(Data to process begins)
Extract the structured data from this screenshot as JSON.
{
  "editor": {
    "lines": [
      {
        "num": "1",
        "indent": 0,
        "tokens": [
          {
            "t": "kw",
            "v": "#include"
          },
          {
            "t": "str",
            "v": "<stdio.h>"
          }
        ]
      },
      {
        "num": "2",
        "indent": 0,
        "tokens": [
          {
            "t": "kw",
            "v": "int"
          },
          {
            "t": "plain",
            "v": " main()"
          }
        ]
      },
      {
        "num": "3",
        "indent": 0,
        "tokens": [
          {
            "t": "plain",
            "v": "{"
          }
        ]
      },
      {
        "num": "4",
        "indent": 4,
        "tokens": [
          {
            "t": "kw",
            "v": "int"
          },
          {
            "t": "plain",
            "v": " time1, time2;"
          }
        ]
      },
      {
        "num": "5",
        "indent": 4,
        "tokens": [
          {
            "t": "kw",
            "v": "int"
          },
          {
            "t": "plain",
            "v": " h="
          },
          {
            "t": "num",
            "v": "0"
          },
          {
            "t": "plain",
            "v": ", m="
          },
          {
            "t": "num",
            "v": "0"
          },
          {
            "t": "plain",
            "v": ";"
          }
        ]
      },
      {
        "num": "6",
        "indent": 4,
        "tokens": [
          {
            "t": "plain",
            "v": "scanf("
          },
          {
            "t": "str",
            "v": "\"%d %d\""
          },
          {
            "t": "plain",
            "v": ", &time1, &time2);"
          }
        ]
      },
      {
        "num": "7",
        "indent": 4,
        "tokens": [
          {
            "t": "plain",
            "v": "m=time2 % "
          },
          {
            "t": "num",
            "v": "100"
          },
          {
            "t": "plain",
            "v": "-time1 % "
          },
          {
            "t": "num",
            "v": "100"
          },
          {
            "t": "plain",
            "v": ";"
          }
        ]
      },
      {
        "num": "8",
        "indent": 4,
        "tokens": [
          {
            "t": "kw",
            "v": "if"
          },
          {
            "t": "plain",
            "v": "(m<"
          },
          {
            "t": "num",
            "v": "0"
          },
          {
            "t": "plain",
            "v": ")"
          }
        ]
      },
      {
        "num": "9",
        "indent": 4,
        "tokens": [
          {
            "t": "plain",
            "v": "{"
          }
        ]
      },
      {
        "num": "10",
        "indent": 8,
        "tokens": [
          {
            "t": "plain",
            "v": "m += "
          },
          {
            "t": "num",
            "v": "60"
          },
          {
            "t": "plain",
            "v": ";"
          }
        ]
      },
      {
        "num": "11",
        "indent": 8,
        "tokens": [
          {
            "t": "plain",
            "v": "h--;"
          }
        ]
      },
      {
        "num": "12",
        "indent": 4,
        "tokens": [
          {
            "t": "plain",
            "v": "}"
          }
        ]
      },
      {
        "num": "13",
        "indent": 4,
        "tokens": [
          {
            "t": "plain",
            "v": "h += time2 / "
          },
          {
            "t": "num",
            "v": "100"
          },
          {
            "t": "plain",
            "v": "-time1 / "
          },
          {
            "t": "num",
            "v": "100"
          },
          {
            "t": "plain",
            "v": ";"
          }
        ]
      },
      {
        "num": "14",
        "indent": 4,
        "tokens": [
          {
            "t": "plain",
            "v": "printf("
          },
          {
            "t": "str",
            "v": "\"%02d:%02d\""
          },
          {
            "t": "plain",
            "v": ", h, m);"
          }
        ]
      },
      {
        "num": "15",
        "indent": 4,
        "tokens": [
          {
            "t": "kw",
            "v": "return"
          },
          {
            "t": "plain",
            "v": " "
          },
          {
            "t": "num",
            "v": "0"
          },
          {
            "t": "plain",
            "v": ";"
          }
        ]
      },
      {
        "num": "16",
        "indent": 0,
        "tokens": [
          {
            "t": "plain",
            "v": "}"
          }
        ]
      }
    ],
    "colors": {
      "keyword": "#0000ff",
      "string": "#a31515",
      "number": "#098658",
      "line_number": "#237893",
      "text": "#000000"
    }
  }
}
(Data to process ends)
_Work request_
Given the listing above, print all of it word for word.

_Solved exercise_
Extract the structured data from this screenshot as JSON.
{
  "editor": {
    "lines": [
      {
        "num": "1",
        "indent": 0,
        "tokens": [
          {
            "t": "kw",
            "v": "#include"
          },
          {
            "t": "str",
            "v": "<stdio.h>"
          }
        ]
      },
      {
        "num": "2",
        "indent": 0,
        "tokens": [
          {
            "t": "kw",
            "v": "int"
          },
          {
            "t": "plain",
            "v": " main()"
          }
        ]
      },
      {
        "num": "3",
        "indent": 0,
        "tokens": [
          {
            "t": "plain",
            "v": "{"
          }
        ]
      },
      {
        "num": "4",
        "indent": 4,
        "tokens": [
          {
            "t": "kw",
            "v": "int"
          },
          {
            "t": "plain",
            "v": " time1, time2;"
          }
        ]
      },
      {
        "num": "5",
        "indent": 4,
        "tokens": [
          {
            "t": "kw",
            "v": "int"
          },
          {
            "t": "plain",
            "v": " h="
          },
          {
            "t": "num",
            "v": "0"
          },
          {
            "t": "plain",
            "v": ", m="
          },
          {
            "t": "num",
            "v": "0"
          },
          {
            "t": "plain",
            "v": ";"
          }
        ]
      },
      {
        "num": "6",
        "indent": 4,
        "tokens": [
          {
            "t": "plain",
            "v": "scanf("
          },
          {
            "t": "str",
            "v": "\"%d %d\""
          },
          {
            "t": "plain",
            "v": ", &time1, &time2);"
          }
        ]
      },
      {
        "num": "7",
        "indent": 4,
        "tokens": [
          {
            "t": "plain",
            "v": "m=time2 % "
          },
          {
            "t": "num",
            "v": "100"
          },
          {
            "t": "plain",
            "v": "-time1 % "
          },
          {
            "t": "num",
            "v": "100"
          },
          {
            "t": "plain",
            "v": ";"
          }
        ]
      },
      {
        "num": "8",
        "indent": 4,
        "tokens": [
          {
            "t": "kw",
            "v": "if"
          },
          {
            "t": "plain",
            "v": "(m<"
          },
          {
            "t": "num",
            "v": "0"
          },
          {
            "t": "plain",
            "v": ")"
          }
        ]
      },
      {
        "num": "9",
        "indent": 4,
        "tokens": [
          {
            "t": "plain",
            "v": "{"
          }
        ]
      },
      {
        "num": "10",
        "indent": 8,
        "tokens": [
          {
            "t": "plain",
            "v": "m += "
          },
          {
            "t": "num",
            "v": "60"
          },
          {
            "t": "plain",
            "v": ";"
          }
        ]
      },
      {
        "num": "11",
        "indent": 8,
        "tokens": [
          {
            "t": "plain",
            "v": "h--;"
          }
        ]
      },
      {
        "num": "12",
        "indent": 4,
        "tokens": [
          {
            "t": "plain",
            "v": "}"
          }
        ]
      },
      {
        "num": "13",
        "indent": 4,
        "tokens": [
          {
            "t": "plain",
            "v": "h += time2 / "
          },
          {
            "t": "num",
            "v": "100"
          },
          {
            "t": "plain",
            "v": "-time1 / "
          },
          {
            "t": "num",
            "v": "100"
          },
          {
            "t": "plain",
            "v": ";"
          }
        ]
      },
      {
        "num": "14",
        "indent": 4,
        "tokens": [
          {
            "t": "plain",
            "v": "printf("
          },
          {
            "t": "str",
            "v": "\"%02d:%02d\""
          },
          {
            "t": "plain",
            "v": ", h, m);"
          }
        ]
      },
      {
        "num": "15",
        "indent": 4,
        "tokens": [
          {
            "t": "kw",
            "v": "return"
          },
          {
            "t": "plain",
            "v": " "
          },
          {
            "t": "num",
            "v": "0"
          },
          {
            "t": "plain",
            "v": ";"
          }
        ]
      },
      {
        "num": "16",
        "indent": 0,
        "tokens": [
          {
            "t": "plain",
            "v": "}"
          }
        ]
      }
    ],
    "colors": {
      "keyword": "#0000ff",
      "string": "#a31515",
      "number": "#098658",
      "line_number": "#237893",
      "text": "#000000"
    }
  }
}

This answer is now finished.